Friday evening’s dinner featured guest speaker Peter Baker, White House correspondent for The New York Times, who offered remarks on the Obama administration and especially US foreign policy. Lee Cullum, columnist for the Dallas Morning News, presided. Baker engaged with participants in a lively exchange on an array of questions, including President Obama’s impending actions on immigration and prospective presidential candidates for the 2016 election.
Forum activities continued Saturday morning with a session on Latin America and the global economy. Offering opening comments were lead-off speakers Arturo Sarukhan, former ambassador of Mexico to the United States; Barbara Kotschwar, research associate at the Peterson Institute for International Economics; and Antoni Estevadeordal, manager of the Integration and Trade Sector at the Inter-American Development Bank. Roberto Teixeira da Costa, board member of SulAmérica, moderated the exchange. Throughout the session, participants commented on the projected slowdown of Latin America’s economic growth in the coming years and debated the merits of sub-regional trade blocs such as Mercosur and the Pacific Alliance.
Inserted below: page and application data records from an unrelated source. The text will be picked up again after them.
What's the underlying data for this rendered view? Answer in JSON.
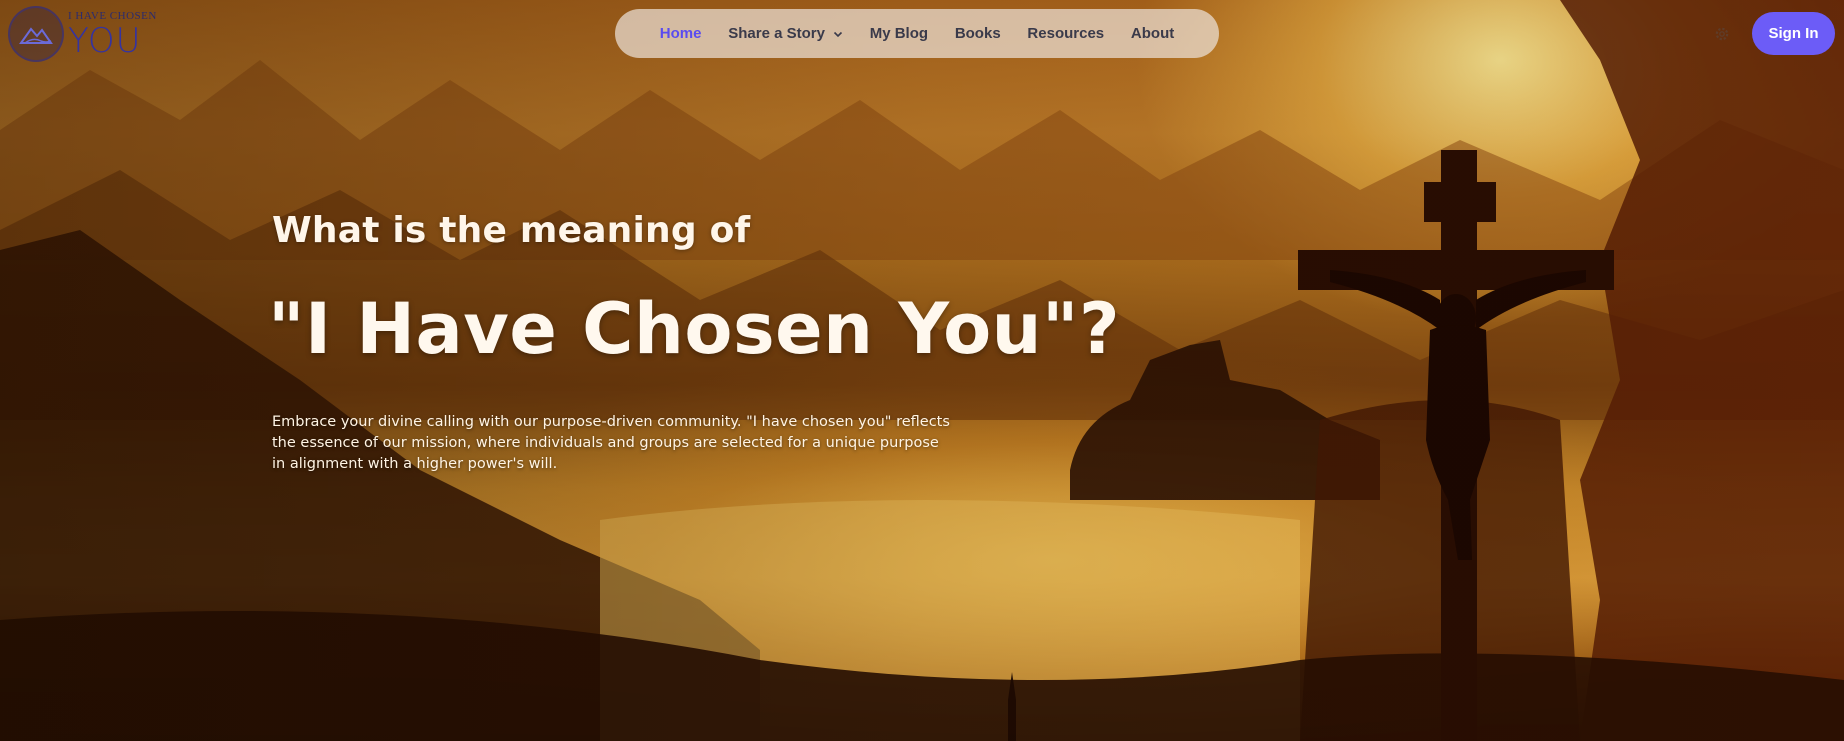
{
  "brand": {
    "small_text": "I HAVE CHOSEN",
    "big_text": "YOU",
    "logo_icon": "mountain-icon"
  },
  "nav": {
    "items": [
      {
        "label": "Home",
        "active": true
      },
      {
        "label": "Share a Story",
        "has_dropdown": true
      },
      {
        "label": "My Blog"
      },
      {
        "label": "Books"
      },
      {
        "label": "Resources"
      },
      {
        "label": "About"
      }
    ]
  },
  "header_actions": {
    "settings_icon": "gear-icon",
    "sign_in_label": "Sign In"
  },
  "hero": {
    "kicker": "What is the meaning of",
    "headline": "\"I Have Chosen You\"?",
    "description": "Embrace your divine calling with our purpose-driven community. \"I have chosen you\" reflects the essence of our mission, where individuals and groups are selected for a unique purpose in alignment with a higher power's will."
  },
  "colors": {
    "accent": "#6c5cf7",
    "active_nav": "#5a4cf0",
    "nav_text": "#3a3a4a"
  }
}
Several remarked on Japan’s renewed focus on increasing its presence in the hemisphere, noting its determination to catch up with China.
The final session of the Forum included opening comments from Leonel Fernández, former president of the Dominican Republic; Fernando Cepeda, professor of the University of the Andes and former permanent representative of Colombia to the United Nations; Rebeca Grynspan, secretary general of the Iberoamerican General Secretariat and former vice president of Costa Rica; and Abraham Lowenthal, emeritus professor of international affairs at the University of Southern California. Lagos chaired the session, during which participants discussed integration initiatives within Latin America, as well as the region’s relationship with the United States. Although Washington has recently afforded little policy attention to the region, one speaker noted that the United States and Latin America are increasingly connected through business and personal relationships, as shown through remittances, immigration, and investment.
To conclude, Jorge Domínguez, Antonio Madero professor and vice provost for International Affairs at Harvard University, reflected and offered remarks on how the Forum agenda, and Latin America itself, has transformed since the Dialogue’s first plenary session in 1982. Back then, the conversation focused on authoritarianism in Mexico, Argentina at war with the United Kingdom, civil war in Central America, Shining Path in Peru, and military dictatorships throughout the region. Domínguez pointed out that, as further evidence of the region’s changing priorities, only one session of the Forum focused on the United States, and “that may have been too much.” Latin American countries are making their own futures.